**Work order:** Every line with the word "true" in it should be extracted from the data that follows.

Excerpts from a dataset
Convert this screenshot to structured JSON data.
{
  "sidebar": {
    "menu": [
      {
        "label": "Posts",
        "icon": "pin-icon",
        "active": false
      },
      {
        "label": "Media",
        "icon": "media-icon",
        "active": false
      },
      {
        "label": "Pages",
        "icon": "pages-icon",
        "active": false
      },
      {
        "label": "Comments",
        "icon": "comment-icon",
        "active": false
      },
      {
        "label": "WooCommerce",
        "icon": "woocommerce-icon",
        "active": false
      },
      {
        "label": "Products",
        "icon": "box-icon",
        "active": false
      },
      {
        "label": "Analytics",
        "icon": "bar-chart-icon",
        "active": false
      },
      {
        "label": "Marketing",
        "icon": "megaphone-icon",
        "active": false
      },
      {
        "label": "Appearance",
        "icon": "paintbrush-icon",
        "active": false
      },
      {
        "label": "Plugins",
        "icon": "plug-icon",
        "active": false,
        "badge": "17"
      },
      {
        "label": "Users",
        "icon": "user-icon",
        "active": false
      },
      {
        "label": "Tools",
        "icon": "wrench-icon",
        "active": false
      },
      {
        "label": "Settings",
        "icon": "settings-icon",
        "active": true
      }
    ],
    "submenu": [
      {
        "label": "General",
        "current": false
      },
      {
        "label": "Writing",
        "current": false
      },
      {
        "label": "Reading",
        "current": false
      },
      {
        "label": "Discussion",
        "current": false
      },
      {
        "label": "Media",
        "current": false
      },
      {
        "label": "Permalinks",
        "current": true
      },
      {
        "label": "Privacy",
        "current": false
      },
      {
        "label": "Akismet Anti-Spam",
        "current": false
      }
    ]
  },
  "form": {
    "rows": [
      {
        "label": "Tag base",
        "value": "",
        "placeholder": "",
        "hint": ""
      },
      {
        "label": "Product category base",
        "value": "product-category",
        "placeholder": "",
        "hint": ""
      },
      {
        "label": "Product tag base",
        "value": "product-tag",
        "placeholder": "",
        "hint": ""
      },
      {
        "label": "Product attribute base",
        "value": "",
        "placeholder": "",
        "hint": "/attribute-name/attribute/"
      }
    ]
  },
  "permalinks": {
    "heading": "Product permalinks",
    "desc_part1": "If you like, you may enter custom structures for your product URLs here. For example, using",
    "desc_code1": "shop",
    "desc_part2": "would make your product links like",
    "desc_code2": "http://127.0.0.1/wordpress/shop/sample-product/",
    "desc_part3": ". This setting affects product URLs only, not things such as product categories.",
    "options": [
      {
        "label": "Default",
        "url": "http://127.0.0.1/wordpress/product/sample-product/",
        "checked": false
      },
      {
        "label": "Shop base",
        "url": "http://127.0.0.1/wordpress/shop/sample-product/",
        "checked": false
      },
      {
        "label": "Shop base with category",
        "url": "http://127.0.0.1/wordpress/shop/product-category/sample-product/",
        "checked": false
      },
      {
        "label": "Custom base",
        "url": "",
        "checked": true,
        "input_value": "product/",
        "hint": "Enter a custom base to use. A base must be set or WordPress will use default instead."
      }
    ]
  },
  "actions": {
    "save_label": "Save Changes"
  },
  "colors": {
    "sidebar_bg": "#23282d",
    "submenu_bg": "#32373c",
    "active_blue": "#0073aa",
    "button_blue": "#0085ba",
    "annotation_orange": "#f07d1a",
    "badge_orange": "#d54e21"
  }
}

**Response:**
        "active": true
        "current": true
        "checked": true,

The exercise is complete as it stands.